There is a push towards greater use of sustainable materials, more greenery and ramping up renewable energy output so that the building produces enough naturally-sourced energy to run itself.
Connectivity and accessibility issues will continue to evolve amid ongoing works to expand and upgrade the transport infrastructure. Being near key transport hubs is a plus, but good underground connectivity – such as a well-curated and amenity-rich subterranean mall – will also enhance the appeal of properties that are sited off central locations. As the government continues to promote alternative modes of transport, connectivity via dedicated tracks for personal transport devices – bicycles and e-scooters – are becoming more important.
• End-of-trip (EOT) facilities
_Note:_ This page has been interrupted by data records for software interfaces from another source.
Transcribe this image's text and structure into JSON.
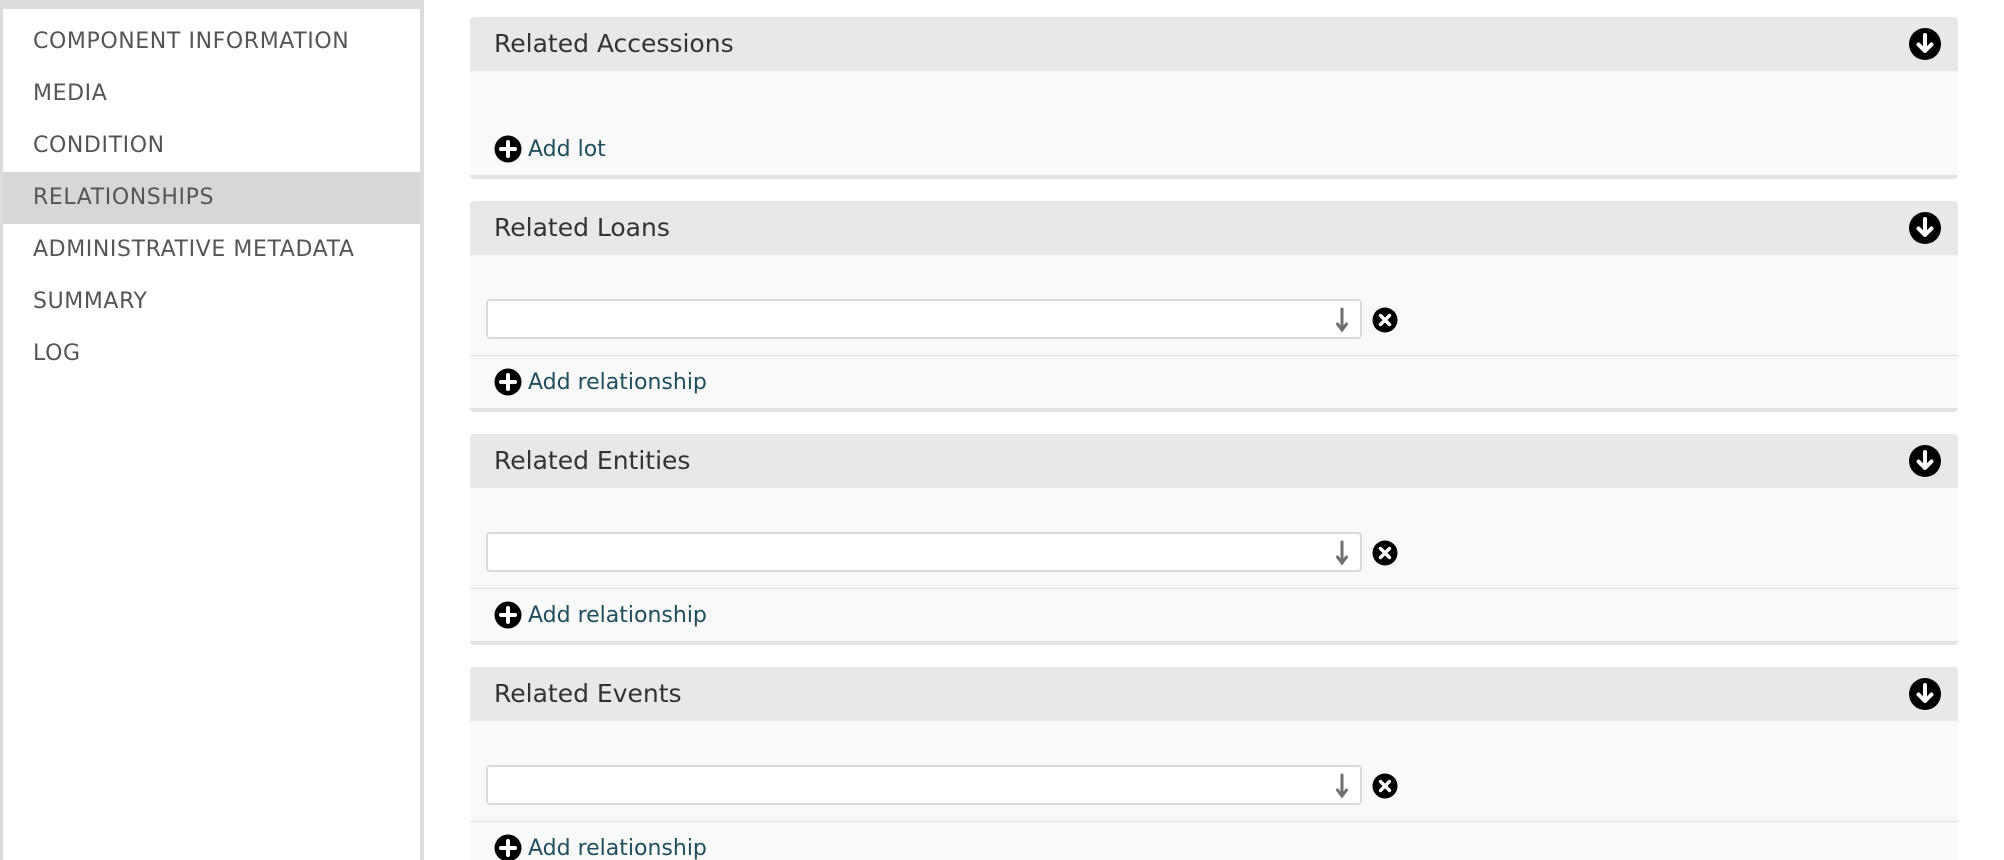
{
  "sidebar": {
    "items": [
      {
        "label": "COMPONENT INFORMATION"
      },
      {
        "label": "MEDIA"
      },
      {
        "label": "CONDITION"
      },
      {
        "label": "RELATIONSHIPS",
        "active": true
      },
      {
        "label": "ADMINISTRATIVE METADATA"
      },
      {
        "label": "SUMMARY"
      },
      {
        "label": "LOG"
      }
    ]
  },
  "panels": {
    "accessions": {
      "title": "Related Accessions",
      "add_label": "Add lot",
      "toggle_icon": "arrow-down-circle-icon"
    },
    "loans": {
      "title": "Related Loans",
      "add_label": "Add relationship",
      "field_value": "",
      "toggle_icon": "arrow-down-circle-icon"
    },
    "entities": {
      "title": "Related Entities",
      "add_label": "Add relationship",
      "field_value": "",
      "toggle_icon": "arrow-down-circle-icon"
    },
    "events": {
      "title": "Related Events",
      "add_label": "Add relationship",
      "field_value": "",
      "toggle_icon": "arrow-down-circle-icon"
    }
  },
  "colors": {
    "link": "#1f4f5e",
    "header_bg": "#e8e8e8",
    "active_item_bg": "#d7d7d7",
    "icon": "#000000"
  }
}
End-of-trip facilities are designed to support people who do not use cars to commute. They include secure bicycle storage areas, shower facilities, lockers and changing rooms. Studies indicate that building owners and tenants can expect to reap benefits such as improved productivity and promoting a culture of active lifestyle.
• Wellness and health care
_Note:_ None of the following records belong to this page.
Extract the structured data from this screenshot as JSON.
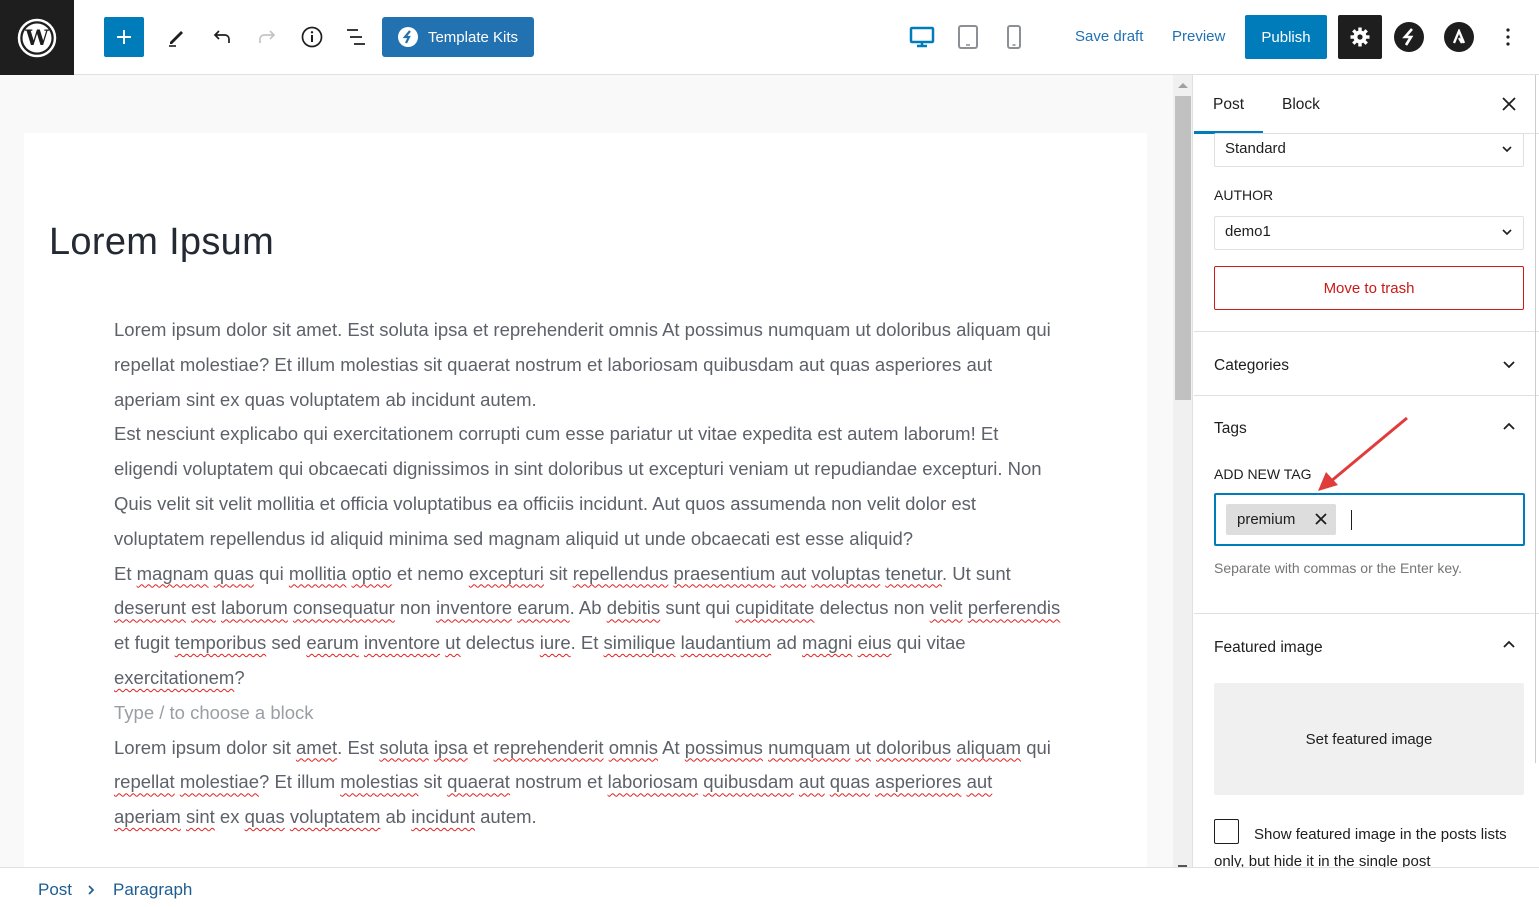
{
  "header": {
    "template_kits_label": "Template Kits",
    "save_draft_label": "Save draft",
    "preview_label": "Preview",
    "publish_label": "Publish",
    "colors": {
      "accent": "#007cba",
      "dark": "#1e1e1e",
      "link": "#2271b1"
    }
  },
  "editor": {
    "title": "Lorem Ipsum",
    "paragraph1": "Lorem ipsum dolor sit amet. Est soluta ipsa et reprehenderit omnis At possimus numquam ut doloribus aliquam qui repellat molestiae? Et illum molestias sit quaerat nostrum et laboriosam quibusdam aut quas asperiores aut aperiam sint ex quas voluptatem ab incidunt autem.",
    "paragraph2": "Est nesciunt explicabo qui exercitationem corrupti cum esse pariatur ut vitae expedita est autem laborum! Et eligendi voluptatem qui obcaecati dignissimos in sint doloribus ut excepturi veniam ut repudiandae excepturi. Non Quis velit sit velit mollitia et officia voluptatibus ea officiis incidunt. Aut quos assumenda non velit dolor est voluptatem repellendus id aliquid minima sed magnam aliquid ut unde obcaecati est esse aliquid?",
    "paragraph3_words": [
      "Et",
      "magnam*",
      "quas*",
      "qui",
      "mollitia*",
      "optio*",
      "et",
      "nemo",
      "excepturi*",
      "sit",
      "repellendus*",
      "praesentium*",
      "aut*",
      "voluptas*",
      "tenetur*.",
      "Ut",
      "sunt",
      "deserunt*",
      "est*",
      "laborum*",
      "consequatur*",
      "non",
      "inventore*",
      "earum*.",
      "Ab",
      "debitis*",
      "sunt",
      "qui",
      "cupiditate*",
      "delectus",
      "non",
      "velit*",
      "perferendis*",
      "et",
      "fugit",
      "temporibus*",
      "sed",
      "earum*",
      "inventore*",
      "ut*",
      "delectus",
      "iure*.",
      "Et",
      "similique*",
      "laudantium*",
      "ad",
      "magni*",
      "eius*",
      "qui",
      "vitae",
      "exercitationem*?"
    ],
    "placeholder": "Type / to choose a block",
    "paragraph4_words": [
      "Lorem",
      "ipsum",
      "dolor",
      "sit",
      "amet*.",
      "Est",
      "soluta*",
      "ipsa*",
      "et",
      "reprehenderit*",
      "omnis*",
      "At",
      "possimus*",
      "numquam*",
      "ut*",
      "doloribus*",
      "aliquam*",
      "qui",
      "repellat*",
      "molestiae*?",
      "Et",
      "illum",
      "molestias*",
      "sit",
      "quaerat*",
      "nostrum",
      "et",
      "laboriosam*",
      "quibusdam*",
      "aut*",
      "quas*",
      "asperiores*",
      "aut*",
      "aperiam*",
      "sint*",
      "ex",
      "quas*",
      "voluptatem*",
      "ab",
      "incidunt*",
      "autem."
    ]
  },
  "sidebar": {
    "tabs": [
      {
        "label": "Post",
        "active": true
      },
      {
        "label": "Block",
        "active": false
      }
    ],
    "format_value": "Standard",
    "author_label": "AUTHOR",
    "author_value": "demo1",
    "trash_label": "Move to trash",
    "categories_label": "Categories",
    "tags_label": "Tags",
    "add_tag_label": "ADD NEW TAG",
    "tags": [
      "premium"
    ],
    "tag_help": "Separate with commas or the Enter key.",
    "featured_label": "Featured image",
    "set_featured_label": "Set featured image",
    "featured_checkbox_label": "Show featured image in the posts lists only, but hide it in the single post",
    "featured_checkbox_checked": false
  },
  "footer": {
    "breadcrumb": [
      "Post",
      "Paragraph"
    ]
  },
  "annotation": {
    "type": "arrow",
    "color": "#e03c3c",
    "points_to": "add-tag-input"
  }
}
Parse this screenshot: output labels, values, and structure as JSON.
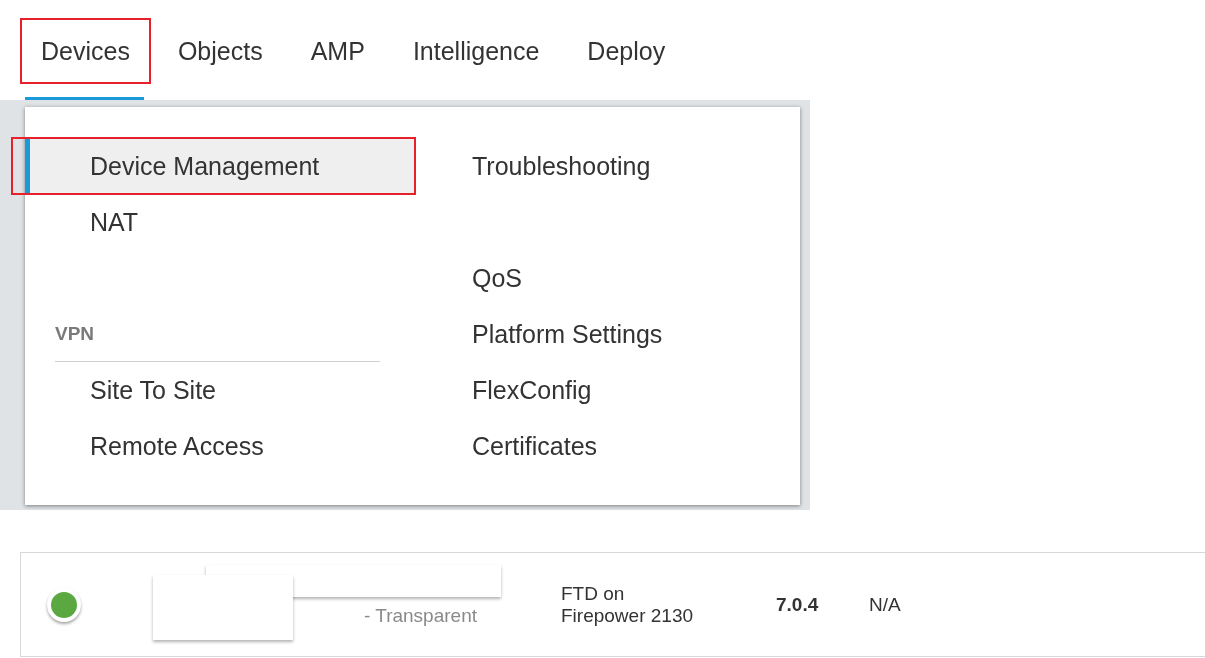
{
  "nav": {
    "tabs": [
      {
        "label": "Devices",
        "selected": true,
        "highlighted": true
      },
      {
        "label": "Objects",
        "selected": false,
        "highlighted": false
      },
      {
        "label": "AMP",
        "selected": false,
        "highlighted": false
      },
      {
        "label": "Intelligence",
        "selected": false,
        "highlighted": false
      },
      {
        "label": "Deploy",
        "selected": false,
        "highlighted": false
      }
    ]
  },
  "menu": {
    "columns": [
      [
        {
          "kind": "item",
          "label": "Device Management",
          "selected": true,
          "highlighted": true
        },
        {
          "kind": "item",
          "label": "NAT",
          "selected": false,
          "highlighted": false
        },
        {
          "kind": "gap"
        },
        {
          "kind": "header",
          "label": "VPN"
        },
        {
          "kind": "item",
          "label": "Site To Site",
          "selected": false,
          "highlighted": false
        },
        {
          "kind": "item",
          "label": "Remote Access",
          "selected": false,
          "highlighted": false
        }
      ],
      [
        {
          "kind": "item",
          "label": "Troubleshooting",
          "selected": false,
          "highlighted": false
        },
        {
          "kind": "gap"
        },
        {
          "kind": "item",
          "label": "QoS",
          "selected": false,
          "highlighted": false
        },
        {
          "kind": "item",
          "label": "Platform Settings",
          "selected": false,
          "highlighted": false
        },
        {
          "kind": "item",
          "label": "FlexConfig",
          "selected": false,
          "highlighted": false
        },
        {
          "kind": "item",
          "label": "Certificates",
          "selected": false,
          "highlighted": false
        }
      ]
    ]
  },
  "device_row": {
    "status": {
      "color": "#5aa83f"
    },
    "mode": "- Transparent",
    "model": [
      "FTD on",
      "Firepower 2130"
    ],
    "version": "7.0.4",
    "column_5": "N/A"
  }
}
The built environment impacts our well-being and health. Biophilic design – which considers the human’s innate attraction to nature and natural processes – should be incorporated to boost wellness. Features such as circadian lighting, high quality air monitoring system, greenery, quiet zone, nutritious food options, and workplace wellness programmes will help to advance health and boost productivity.
• Transform indoor public areas into vibrant “third spaces”
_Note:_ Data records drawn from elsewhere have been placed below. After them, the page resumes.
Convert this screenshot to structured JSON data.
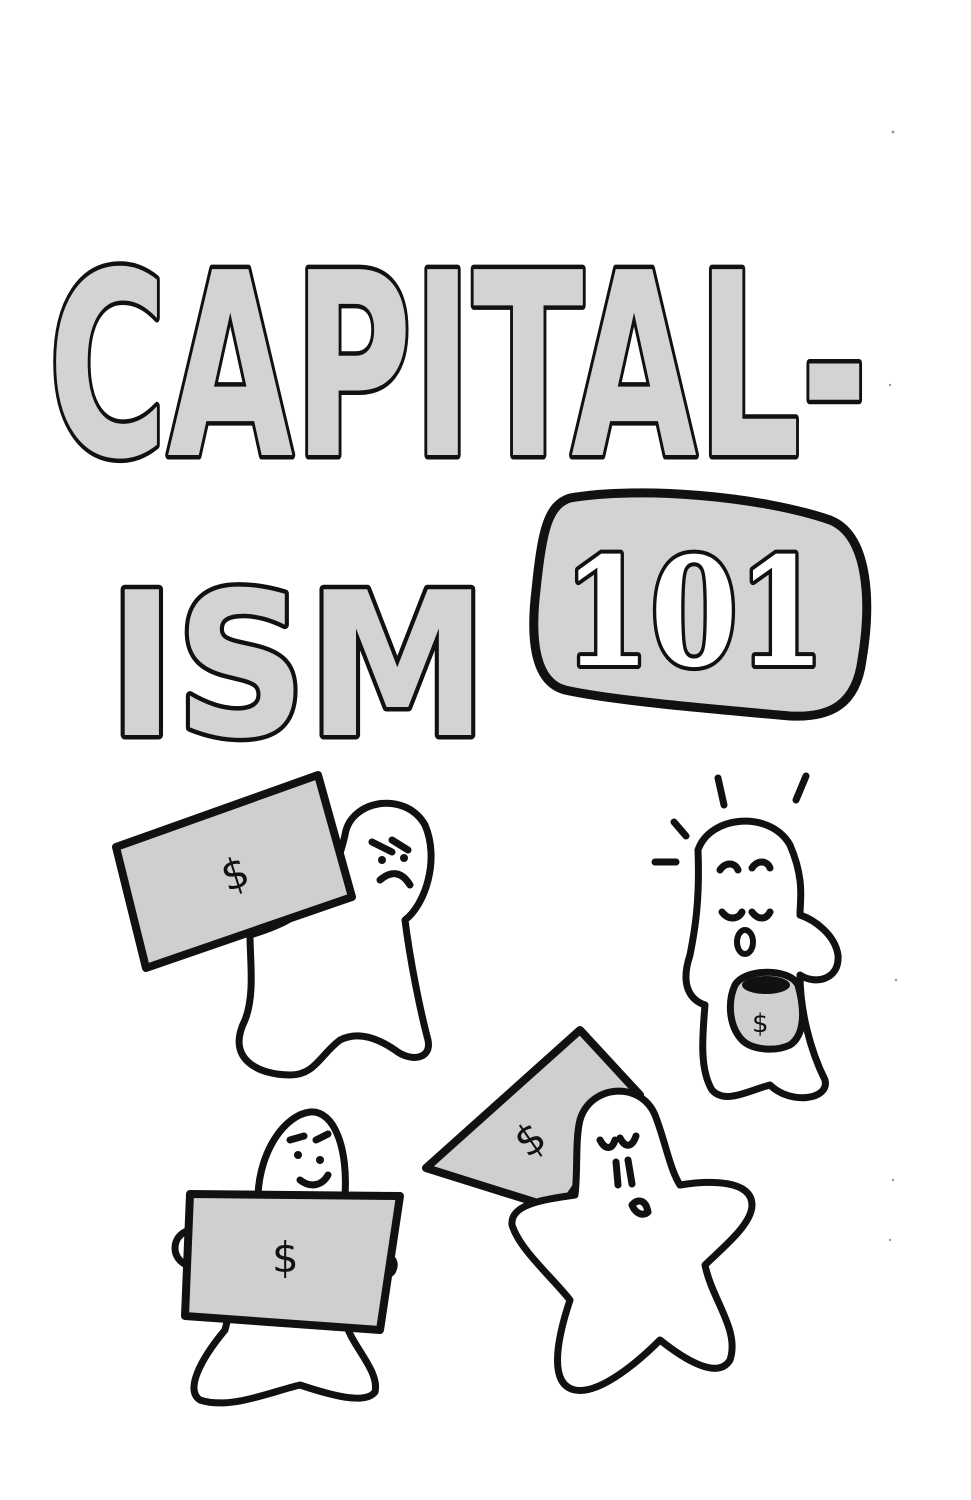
{
  "title": {
    "line1": "CAPITAL-",
    "line2": "ISM",
    "badge": "101"
  },
  "illustrations": {
    "bill_symbol": "$",
    "bag_symbol": "$"
  },
  "colors": {
    "letter_fill": "#d3d3d3",
    "ink": "#111111",
    "background": "#ffffff"
  }
}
Turn voluminous and soulless reception lobbies into inviting communal spaces where visitors feel comfortable to mingle, meet and chat. Food and beverage and retail options, and greenery and nature can also be built into the lobby space design. Shared spaces allow occupiers to bump into each other, providing a chance to interact, ideate and create solutions.
• Flexible workspace
Flexible workspace solutions include coworking spaces offered by third-party providers or those managed by the landlord themselves. Having such spaces within the development provides better offerings for tenants, and can potentially help to drive leasing and boost property values. Such spaces are quickly transitioning from being a “good-to-have” amenity in a building to a “must-have” feature.
• Efficient floor plate
There will be continued demand for efficient floor plate with non-intrusive or limited columns, given the focus on driving maximum efficiency in space planning and access to natural light. Large, column-free spaces enable agile space utilisation, presenting the opportunity to accommodate future changes as tenancy lines and office boundaries continue to blur.
• Complementary occupier-mix
As far as possible, the mix of occupiers within a building should be curated to offer a diverse selection across complementary industries. Ideally, the occupiers – providing multi-discipline businesses – should feed off each other rather than compete with one another. This is an important factor in lease management.
• Integrated development
Mixed-use developments comprising any combination of residential, hotel, retail, office and serviced apartment offerings have been put forth as the proponents of the live-work-play concept. Integrated developments – usually deemed as a commercially attractive land-use – will remain popular, but the rise of coworking and co-living is expected to change how corporate and residential real estate are being designed.
These features should not be an after-thought for a landlord or developer. They must be considered at the start of any building development project – balancing cost, buildability and function with safety, sustainability and needs of the occupants. Designing with flexibility in mind is also crucial in an ever-changing world. Well-designed buildings are business enablers as they help to attract and retain talent, drive higher productivity and improve the well-being of users.
The writer is director, Office Services, Colliers International